## About this task
Where a line of the listing below includes the word "checked", reproduce that line.

## Record excerpts

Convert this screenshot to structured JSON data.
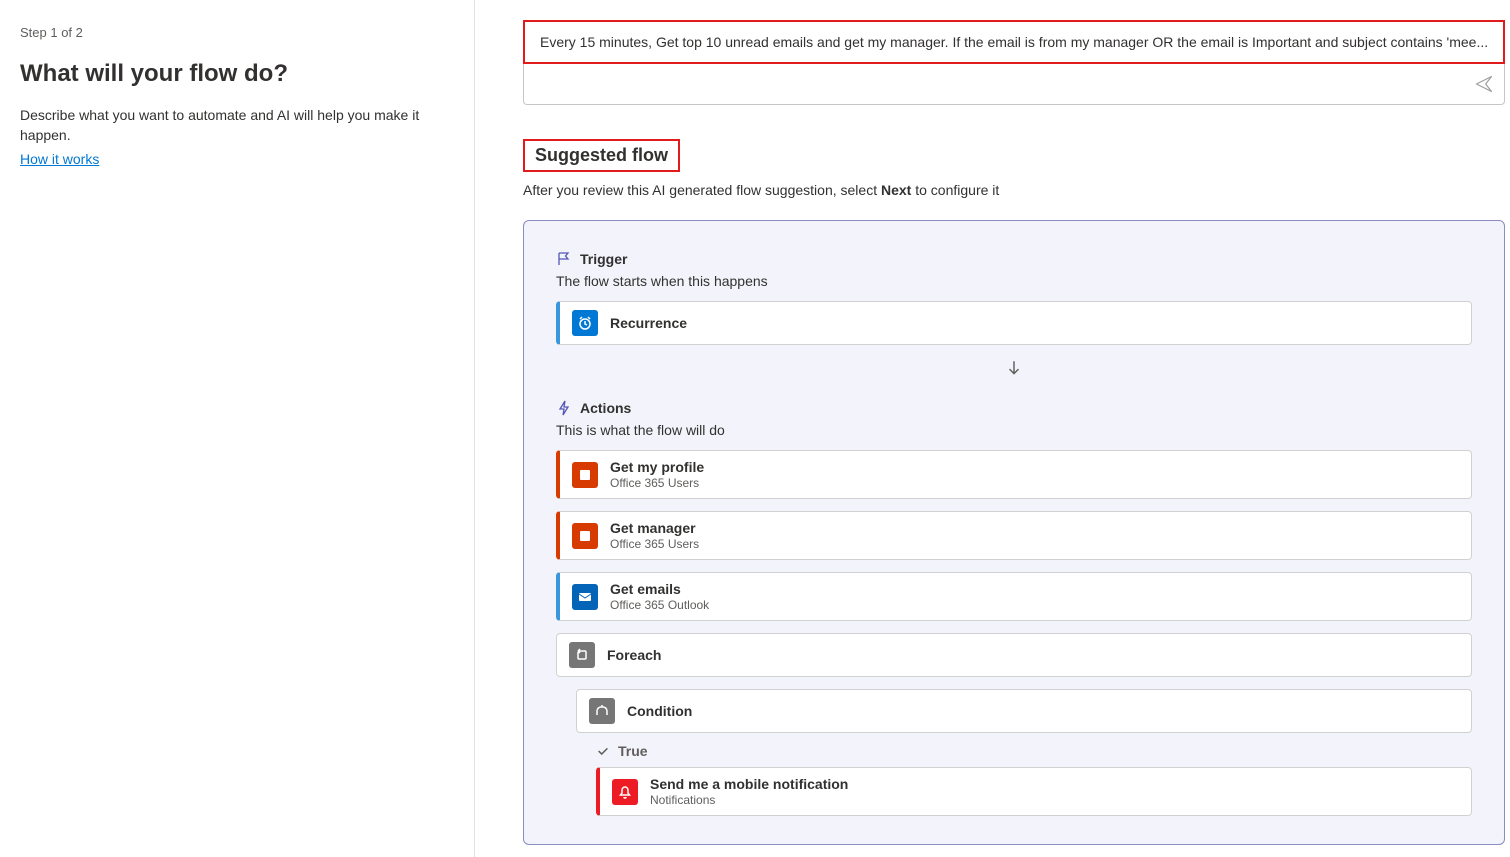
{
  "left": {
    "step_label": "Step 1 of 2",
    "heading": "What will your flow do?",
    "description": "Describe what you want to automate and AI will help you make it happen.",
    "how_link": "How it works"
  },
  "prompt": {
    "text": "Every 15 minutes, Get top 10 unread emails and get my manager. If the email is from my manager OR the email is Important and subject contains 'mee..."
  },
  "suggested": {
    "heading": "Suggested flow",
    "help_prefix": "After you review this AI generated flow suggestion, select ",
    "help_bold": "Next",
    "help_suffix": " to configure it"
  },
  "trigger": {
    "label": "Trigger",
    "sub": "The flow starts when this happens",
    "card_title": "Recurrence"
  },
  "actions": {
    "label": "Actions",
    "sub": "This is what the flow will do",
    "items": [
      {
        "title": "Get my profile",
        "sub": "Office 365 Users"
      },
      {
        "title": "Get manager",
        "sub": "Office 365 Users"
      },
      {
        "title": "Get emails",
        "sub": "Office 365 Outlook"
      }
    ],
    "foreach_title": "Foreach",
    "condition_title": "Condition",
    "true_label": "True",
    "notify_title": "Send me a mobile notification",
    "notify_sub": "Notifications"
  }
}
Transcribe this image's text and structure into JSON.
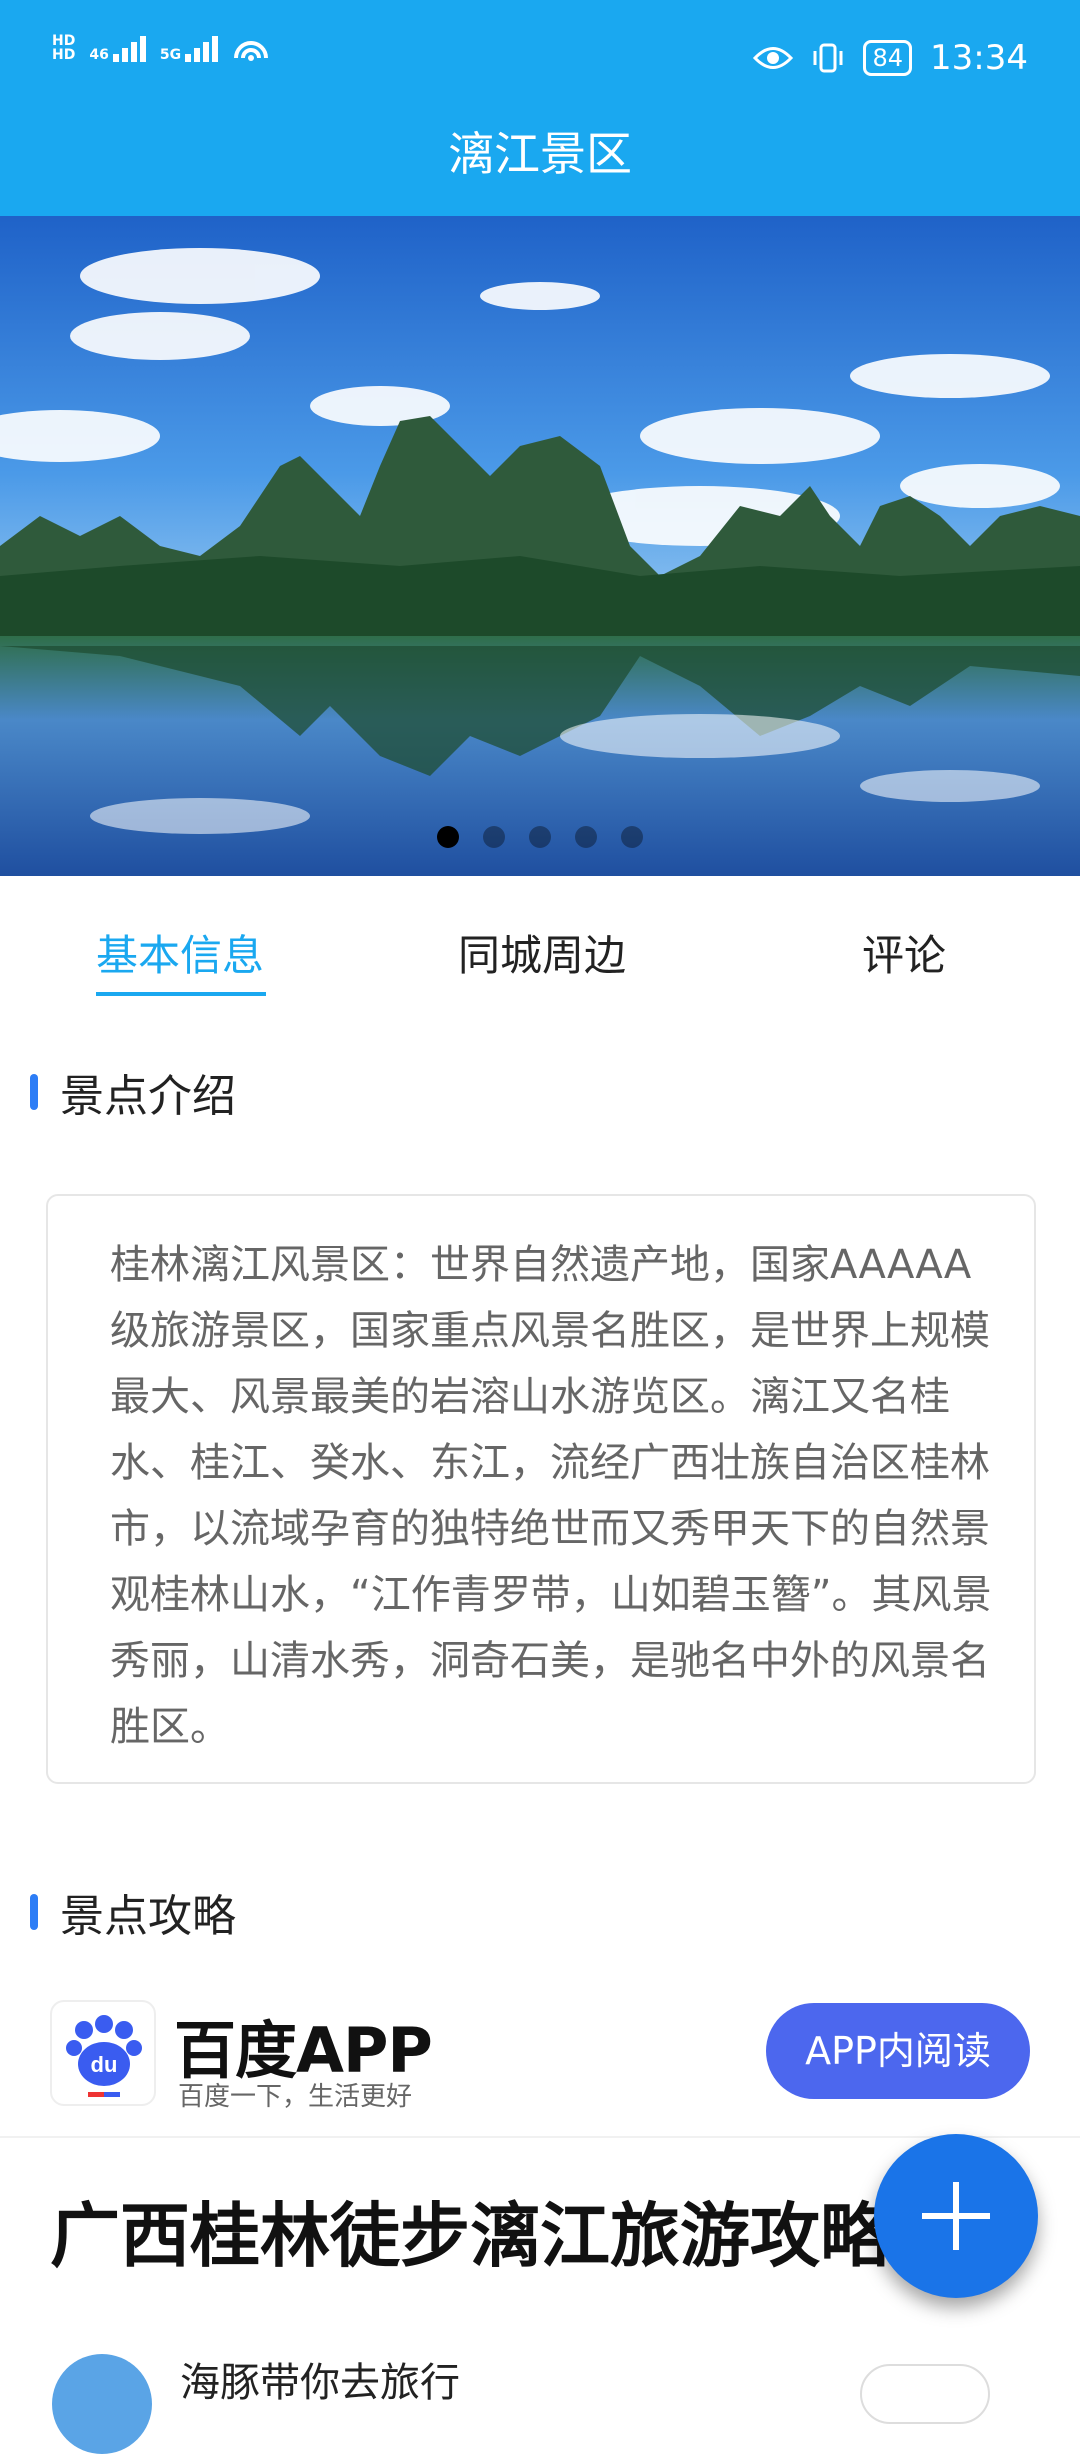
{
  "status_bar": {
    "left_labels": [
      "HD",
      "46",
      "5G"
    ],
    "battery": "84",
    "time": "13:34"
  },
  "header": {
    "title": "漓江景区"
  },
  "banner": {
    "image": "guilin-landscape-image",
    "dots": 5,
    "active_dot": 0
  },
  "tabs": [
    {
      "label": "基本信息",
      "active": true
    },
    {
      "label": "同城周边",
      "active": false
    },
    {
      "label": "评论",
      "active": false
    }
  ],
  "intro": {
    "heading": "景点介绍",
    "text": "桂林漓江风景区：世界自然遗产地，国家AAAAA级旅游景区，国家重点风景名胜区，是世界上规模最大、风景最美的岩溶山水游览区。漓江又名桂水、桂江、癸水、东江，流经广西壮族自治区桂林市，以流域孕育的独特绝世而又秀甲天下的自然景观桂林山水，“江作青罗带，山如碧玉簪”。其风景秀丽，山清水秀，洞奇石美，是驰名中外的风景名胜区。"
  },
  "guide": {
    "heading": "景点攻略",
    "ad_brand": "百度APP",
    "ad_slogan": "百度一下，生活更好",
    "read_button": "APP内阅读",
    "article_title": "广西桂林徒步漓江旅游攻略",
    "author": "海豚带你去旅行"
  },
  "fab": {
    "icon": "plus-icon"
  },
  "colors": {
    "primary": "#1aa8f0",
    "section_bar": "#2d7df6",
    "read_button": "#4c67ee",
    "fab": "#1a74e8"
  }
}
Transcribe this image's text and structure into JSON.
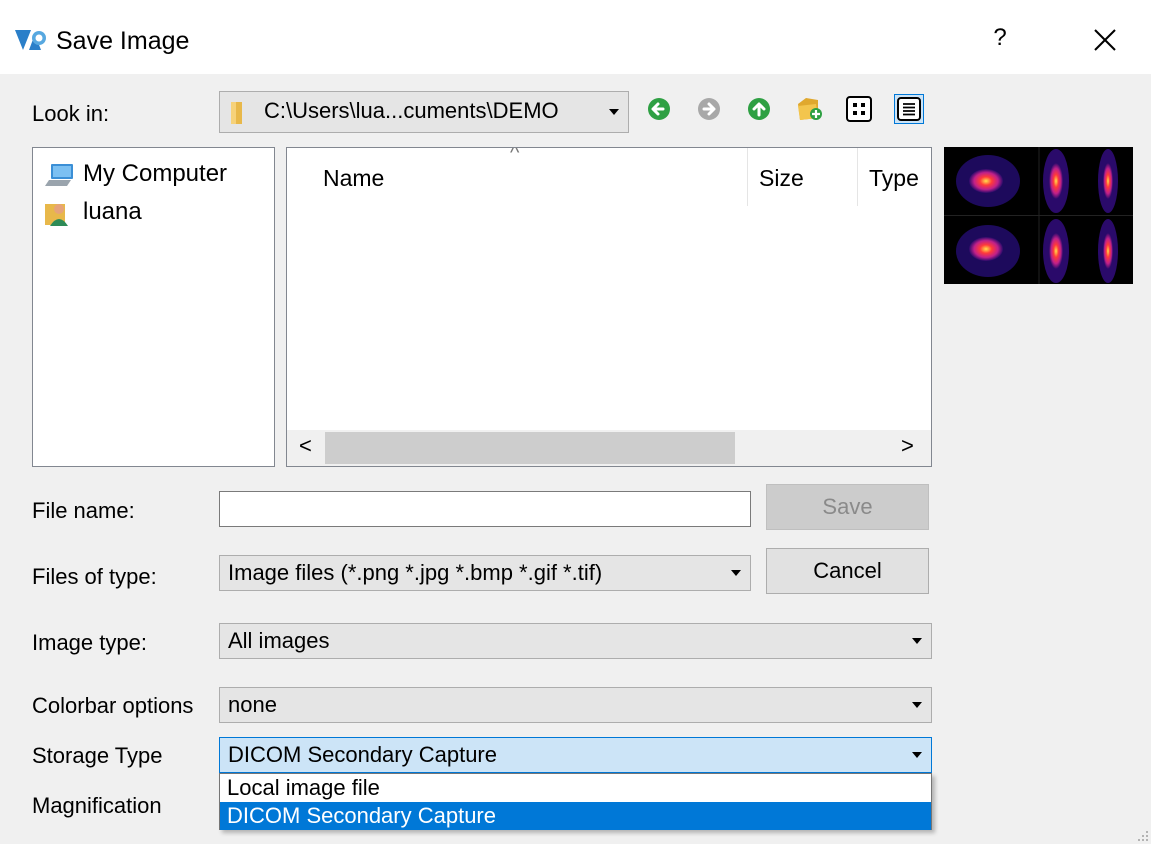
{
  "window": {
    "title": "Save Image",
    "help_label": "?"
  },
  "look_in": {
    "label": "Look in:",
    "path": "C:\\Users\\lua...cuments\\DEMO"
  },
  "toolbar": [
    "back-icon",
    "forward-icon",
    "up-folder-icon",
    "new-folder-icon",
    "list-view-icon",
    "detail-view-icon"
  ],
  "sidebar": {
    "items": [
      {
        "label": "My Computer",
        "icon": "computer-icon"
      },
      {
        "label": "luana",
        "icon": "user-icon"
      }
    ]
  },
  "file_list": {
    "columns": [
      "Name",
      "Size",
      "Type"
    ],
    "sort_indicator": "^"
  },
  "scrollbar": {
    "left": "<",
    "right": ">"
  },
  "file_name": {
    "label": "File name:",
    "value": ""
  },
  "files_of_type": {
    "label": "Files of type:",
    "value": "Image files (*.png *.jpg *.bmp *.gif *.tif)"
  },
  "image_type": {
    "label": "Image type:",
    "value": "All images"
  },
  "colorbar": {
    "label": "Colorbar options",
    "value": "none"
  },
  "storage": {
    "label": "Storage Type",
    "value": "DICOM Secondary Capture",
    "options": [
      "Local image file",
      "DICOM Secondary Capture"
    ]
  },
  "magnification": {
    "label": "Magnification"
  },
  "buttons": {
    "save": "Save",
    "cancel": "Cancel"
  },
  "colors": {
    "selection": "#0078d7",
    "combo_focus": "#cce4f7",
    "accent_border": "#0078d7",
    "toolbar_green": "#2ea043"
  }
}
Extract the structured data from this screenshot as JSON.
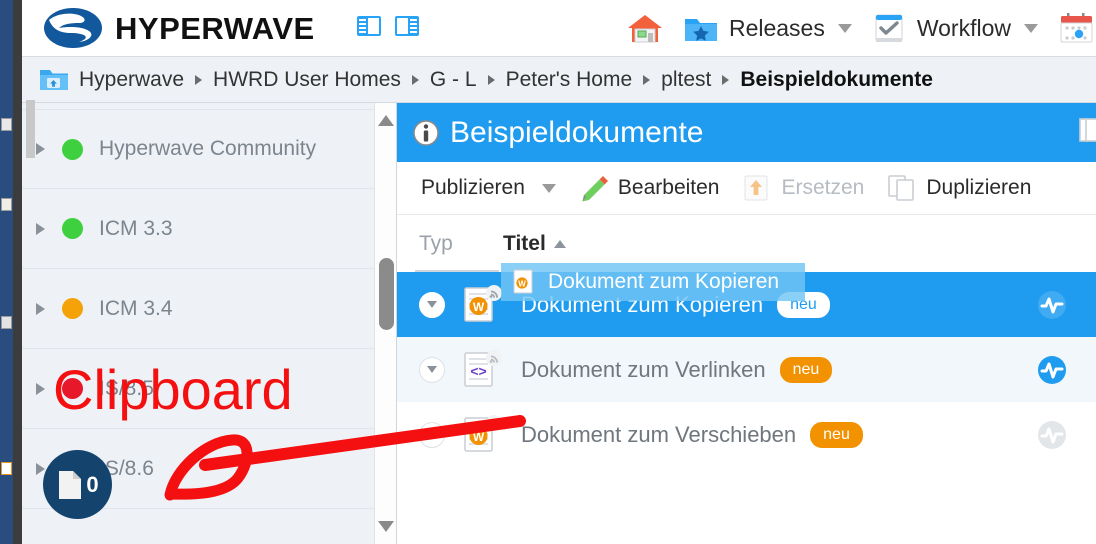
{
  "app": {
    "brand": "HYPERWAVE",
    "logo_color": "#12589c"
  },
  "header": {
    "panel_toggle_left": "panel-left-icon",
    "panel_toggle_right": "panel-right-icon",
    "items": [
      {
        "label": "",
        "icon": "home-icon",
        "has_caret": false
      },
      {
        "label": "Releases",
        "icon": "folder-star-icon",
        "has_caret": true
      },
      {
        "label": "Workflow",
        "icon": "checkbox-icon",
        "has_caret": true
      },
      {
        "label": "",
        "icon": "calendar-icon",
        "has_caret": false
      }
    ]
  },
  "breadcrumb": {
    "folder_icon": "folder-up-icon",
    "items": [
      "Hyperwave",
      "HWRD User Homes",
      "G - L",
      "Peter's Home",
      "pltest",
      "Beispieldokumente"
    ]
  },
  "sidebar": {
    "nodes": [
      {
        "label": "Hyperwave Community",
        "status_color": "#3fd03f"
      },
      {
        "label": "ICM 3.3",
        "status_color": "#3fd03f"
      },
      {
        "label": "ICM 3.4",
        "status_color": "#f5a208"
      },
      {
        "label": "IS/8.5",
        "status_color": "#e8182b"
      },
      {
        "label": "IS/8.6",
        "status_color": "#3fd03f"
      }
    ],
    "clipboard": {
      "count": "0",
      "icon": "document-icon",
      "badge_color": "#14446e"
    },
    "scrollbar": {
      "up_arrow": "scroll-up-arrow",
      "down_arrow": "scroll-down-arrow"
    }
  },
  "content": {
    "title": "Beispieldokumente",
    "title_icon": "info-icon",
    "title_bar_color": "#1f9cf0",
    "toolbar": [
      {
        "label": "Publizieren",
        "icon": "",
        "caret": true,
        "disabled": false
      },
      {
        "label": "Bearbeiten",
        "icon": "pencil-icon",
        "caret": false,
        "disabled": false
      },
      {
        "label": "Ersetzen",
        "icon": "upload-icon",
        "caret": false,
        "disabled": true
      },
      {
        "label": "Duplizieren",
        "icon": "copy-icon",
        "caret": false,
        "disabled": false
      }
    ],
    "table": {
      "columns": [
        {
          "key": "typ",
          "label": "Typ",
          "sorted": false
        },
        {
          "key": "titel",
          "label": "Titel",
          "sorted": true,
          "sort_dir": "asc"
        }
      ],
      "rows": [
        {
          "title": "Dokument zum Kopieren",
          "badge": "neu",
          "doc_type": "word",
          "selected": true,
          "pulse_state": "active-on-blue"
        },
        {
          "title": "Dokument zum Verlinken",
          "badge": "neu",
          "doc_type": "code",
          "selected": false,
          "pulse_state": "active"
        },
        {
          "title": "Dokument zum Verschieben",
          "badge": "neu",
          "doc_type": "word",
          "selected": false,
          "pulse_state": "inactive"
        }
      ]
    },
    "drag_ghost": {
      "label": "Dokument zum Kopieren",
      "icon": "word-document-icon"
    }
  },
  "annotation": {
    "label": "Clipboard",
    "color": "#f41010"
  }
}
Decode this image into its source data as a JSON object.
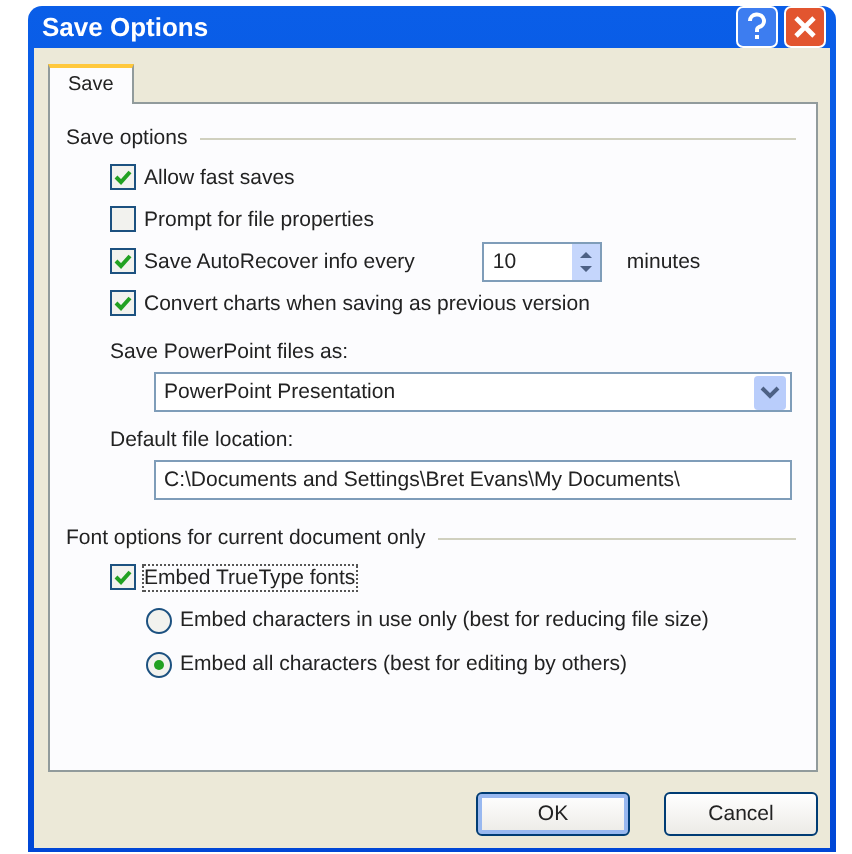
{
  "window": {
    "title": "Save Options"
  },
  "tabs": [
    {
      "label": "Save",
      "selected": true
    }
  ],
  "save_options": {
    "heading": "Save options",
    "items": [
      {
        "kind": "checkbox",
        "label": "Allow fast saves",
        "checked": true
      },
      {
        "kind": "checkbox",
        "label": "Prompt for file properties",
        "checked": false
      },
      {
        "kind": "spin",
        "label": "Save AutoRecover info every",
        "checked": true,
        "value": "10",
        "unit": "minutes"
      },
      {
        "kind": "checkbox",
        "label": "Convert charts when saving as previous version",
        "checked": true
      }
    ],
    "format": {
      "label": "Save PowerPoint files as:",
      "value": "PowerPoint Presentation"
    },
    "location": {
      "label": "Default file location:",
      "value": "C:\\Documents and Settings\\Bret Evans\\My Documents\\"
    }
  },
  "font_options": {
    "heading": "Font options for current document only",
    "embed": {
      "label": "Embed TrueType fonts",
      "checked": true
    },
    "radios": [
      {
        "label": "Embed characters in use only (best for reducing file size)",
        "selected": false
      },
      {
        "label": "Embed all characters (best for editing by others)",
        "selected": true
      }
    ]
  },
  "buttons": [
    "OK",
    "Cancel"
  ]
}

## Response area
        "checked": true
        "checked": false
        "checked": true,
        "checked": true
      "checked": true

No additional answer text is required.